TASK STATEMENT:
Each entry that follows is to be copied exactly, minus any pictures.

======== MATERIAL SUPPLIED

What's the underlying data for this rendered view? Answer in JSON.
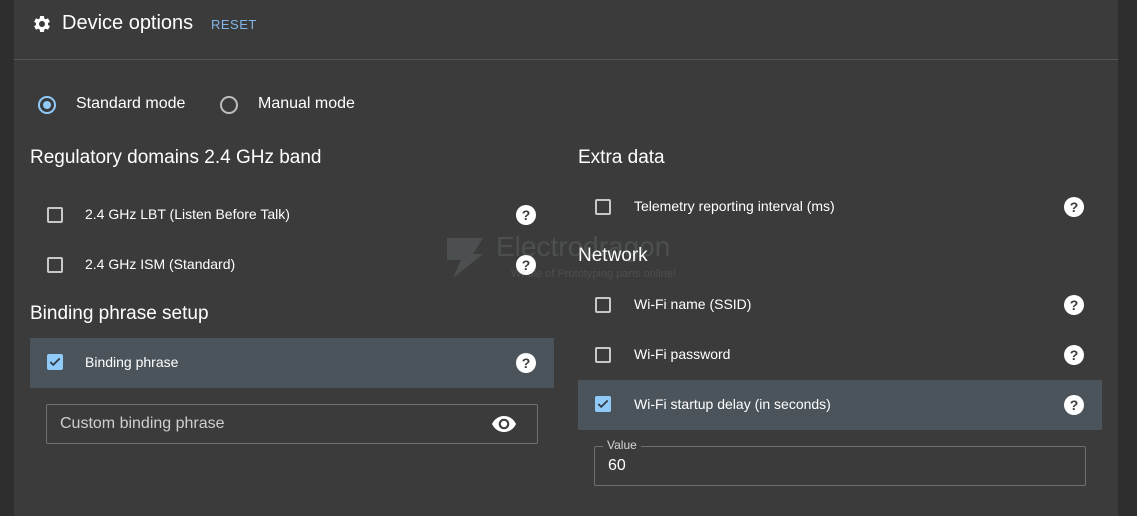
{
  "header": {
    "title": "Device options",
    "reset_label": "RESET"
  },
  "mode": {
    "standard_label": "Standard mode",
    "manual_label": "Manual mode",
    "selected": "standard"
  },
  "regulatory": {
    "title": "Regulatory domains 2.4 GHz band",
    "items": [
      {
        "label": "2.4 GHz LBT (Listen Before Talk)",
        "checked": false
      },
      {
        "label": "2.4 GHz ISM (Standard)",
        "checked": false
      }
    ]
  },
  "binding": {
    "title": "Binding phrase setup",
    "checkbox_label": "Binding phrase",
    "checked": true,
    "input_placeholder": "Custom binding phrase"
  },
  "extra": {
    "title": "Extra data",
    "items": [
      {
        "label": "Telemetry reporting interval (ms)",
        "checked": false
      }
    ]
  },
  "network": {
    "title": "Network",
    "items": [
      {
        "label": "Wi-Fi name (SSID)",
        "checked": false
      },
      {
        "label": "Wi-Fi password",
        "checked": false
      },
      {
        "label": "Wi-Fi startup delay (in seconds)",
        "checked": true
      }
    ],
    "value_field": {
      "label": "Value",
      "value": "60"
    }
  },
  "watermark": {
    "line1": "Electrodragon",
    "line2": "Whole of Prototyping parts online!"
  },
  "colors": {
    "accent": "#90caf9",
    "link": "#82b6ea",
    "highlight_row": "#4b545b",
    "background": "#3b3b3b"
  },
  "icons": {
    "settings": "gear-icon",
    "help": "help-circle-icon",
    "visibility": "eye-icon",
    "check": "check-icon"
  }
}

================

RESULT OF THE EXERCISE:
What's the underlying data for this rendered view? Answer in JSON.
{
  "header": {
    "title": "Device options",
    "reset_label": "RESET"
  },
  "mode": {
    "standard_label": "Standard mode",
    "manual_label": "Manual mode",
    "selected": "standard"
  },
  "regulatory": {
    "title": "Regulatory domains 2.4 GHz band",
    "items": [
      {
        "label": "2.4 GHz LBT (Listen Before Talk)",
        "checked": false
      },
      {
        "label": "2.4 GHz ISM (Standard)",
        "checked": false
      }
    ]
  },
  "binding": {
    "title": "Binding phrase setup",
    "checkbox_label": "Binding phrase",
    "checked": true,
    "input_placeholder": "Custom binding phrase"
  },
  "extra": {
    "title": "Extra data",
    "items": [
      {
        "label": "Telemetry reporting interval (ms)",
        "checked": false
      }
    ]
  },
  "network": {
    "title": "Network",
    "items": [
      {
        "label": "Wi-Fi name (SSID)",
        "checked": false
      },
      {
        "label": "Wi-Fi password",
        "checked": false
      },
      {
        "label": "Wi-Fi startup delay (in seconds)",
        "checked": true
      }
    ],
    "value_field": {
      "label": "Value",
      "value": "60"
    }
  },
  "watermark": {
    "line1": "Electrodragon",
    "line2": "Whole of Prototyping parts online!"
  },
  "colors": {
    "accent": "#90caf9",
    "link": "#82b6ea",
    "highlight_row": "#4b545b",
    "background": "#3b3b3b"
  },
  "icons": {
    "settings": "gear-icon",
    "help": "help-circle-icon",
    "visibility": "eye-icon",
    "check": "check-icon"
  }
}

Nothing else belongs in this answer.